Native to Atlanta and known initially for name recognition as a graffiti artist, award-winning public artist Alex Brewer’s nearly two decades of working in the realm of public art, grants, commissions, and cross-media connections have landed him local, national and international public art projects. Brewer developed his skill for graffiti in the mid to late ‘90s and early 2000s. Atlanta’s anti graffiti ordnance of 2003 moved Brewer into the realm of granted and commissioned public art. He has received numerous commissions, particularly from the city of Atlanta. The latest was the Arizona Avenue mural “Float,” in 2012. HENSE recently completed his largest exterior public wall to date, which was a commissioned work for ISIL Institute in Lima, Peru. The artwork was painted in 2013 and measures 137 feet tall and 170 feet wide.

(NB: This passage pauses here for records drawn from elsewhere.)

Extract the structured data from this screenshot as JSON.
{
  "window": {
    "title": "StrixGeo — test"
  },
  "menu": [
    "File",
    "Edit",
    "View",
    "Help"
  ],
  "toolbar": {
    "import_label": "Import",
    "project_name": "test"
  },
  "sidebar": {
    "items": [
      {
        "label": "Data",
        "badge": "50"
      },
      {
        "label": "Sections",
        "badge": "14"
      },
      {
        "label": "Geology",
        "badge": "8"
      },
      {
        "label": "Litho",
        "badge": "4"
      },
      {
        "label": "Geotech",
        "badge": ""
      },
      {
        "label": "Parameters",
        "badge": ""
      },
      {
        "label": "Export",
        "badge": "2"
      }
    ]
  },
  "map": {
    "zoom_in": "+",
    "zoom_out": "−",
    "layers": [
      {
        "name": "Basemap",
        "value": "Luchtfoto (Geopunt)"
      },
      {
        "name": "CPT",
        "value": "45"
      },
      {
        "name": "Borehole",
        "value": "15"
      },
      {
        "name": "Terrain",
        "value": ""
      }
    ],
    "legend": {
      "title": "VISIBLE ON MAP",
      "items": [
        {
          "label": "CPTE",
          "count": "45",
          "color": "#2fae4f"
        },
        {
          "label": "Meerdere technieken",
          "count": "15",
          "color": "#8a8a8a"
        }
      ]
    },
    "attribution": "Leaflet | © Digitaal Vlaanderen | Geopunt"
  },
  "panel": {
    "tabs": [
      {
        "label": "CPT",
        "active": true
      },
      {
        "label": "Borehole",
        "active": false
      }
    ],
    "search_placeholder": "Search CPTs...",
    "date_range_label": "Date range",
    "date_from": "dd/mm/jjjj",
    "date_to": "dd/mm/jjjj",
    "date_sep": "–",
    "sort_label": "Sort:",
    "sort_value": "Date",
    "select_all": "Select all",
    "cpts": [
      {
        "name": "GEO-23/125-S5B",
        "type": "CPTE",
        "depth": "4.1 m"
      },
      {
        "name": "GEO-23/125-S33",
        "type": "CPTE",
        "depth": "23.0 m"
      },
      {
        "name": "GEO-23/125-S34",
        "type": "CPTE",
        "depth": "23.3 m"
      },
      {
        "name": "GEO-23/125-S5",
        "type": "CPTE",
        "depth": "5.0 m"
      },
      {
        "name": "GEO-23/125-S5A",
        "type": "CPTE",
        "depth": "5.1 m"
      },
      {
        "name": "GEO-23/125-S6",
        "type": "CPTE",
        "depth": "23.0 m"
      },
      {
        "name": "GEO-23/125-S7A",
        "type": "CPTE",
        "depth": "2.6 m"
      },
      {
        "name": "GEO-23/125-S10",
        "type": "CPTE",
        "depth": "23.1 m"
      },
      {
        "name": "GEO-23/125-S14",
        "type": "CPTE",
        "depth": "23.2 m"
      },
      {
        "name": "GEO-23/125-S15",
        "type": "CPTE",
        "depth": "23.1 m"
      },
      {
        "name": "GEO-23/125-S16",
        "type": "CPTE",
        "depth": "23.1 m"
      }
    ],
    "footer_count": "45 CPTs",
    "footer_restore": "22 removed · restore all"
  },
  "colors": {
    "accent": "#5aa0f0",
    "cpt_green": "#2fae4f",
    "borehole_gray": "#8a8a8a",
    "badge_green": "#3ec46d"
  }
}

HENSE began his career painting and writing on walls in and around Atlanta and has since produced numerous public wall works internationally.  Combining the language and techniques of graffiti art with the formal language of abstract painting, Brewer has produced artworks that incorporate line, shape, and gesture to create abstract compositions that are invigorated by the quick pace and commentary of street culture.

HENSE currently lives and works in Atlanta GA.

‘“Labeling an artist who floats seamlessly from graffiti tags to 1,200 square foot murals to precise fine art drawings is a foolish game. However, HENSE’s gestural splashes and scribbles certainly bring to mind abstract expressionists like Jackson Pollock, Franz Kline, and Willem de Kooning. For them, and for HENSE, painting is an encounter between the artist and the canvas. The works take on a life of their own in the process. Remarkably, that often requires re-doing, re-painting, or destroying major portions of the painting during the course of its construction. Often several layers lie underneath each finished product, adding literal and figurative depth to his paintings. ‘I generally work on things in a very instinctive way. I paint, spray or draw shapes and marks, then decide on what stays and what goes. I try to never be afraid to paint over something or make changes, allowing breakthroughs to the other side. Sometimes the part you hate the most about a painting becomes the most layered and interesting area once you’ve destroyed it.’ His process and product is a unique battle between the beauty of fine art and the bricolage of the street. The works that result from this unfolding do not serve as an interpretation, but rather as a presentation—an unconditional gift, an invitation with no destination. HENSE’s manic marks, scribbles, drips and splashes produce an agitated tangle of shapes, symbols and figures that offer the viewer a unique and strangely peaceful platform for the eyes and mind. His slick stylizing may send observers on a roller coaster ride of emotions, perturbed to peaceful, angry to inspired, always travelling at the command of the individual’s own subconscious collection of experiences.”’

Ted Elmore - RVA News

For inquiries regarding the work or to obtain pricing and commission information, exhibition opportunities, installation or mural proposals, please use the contact section of this site.

All images ©2014 HENSE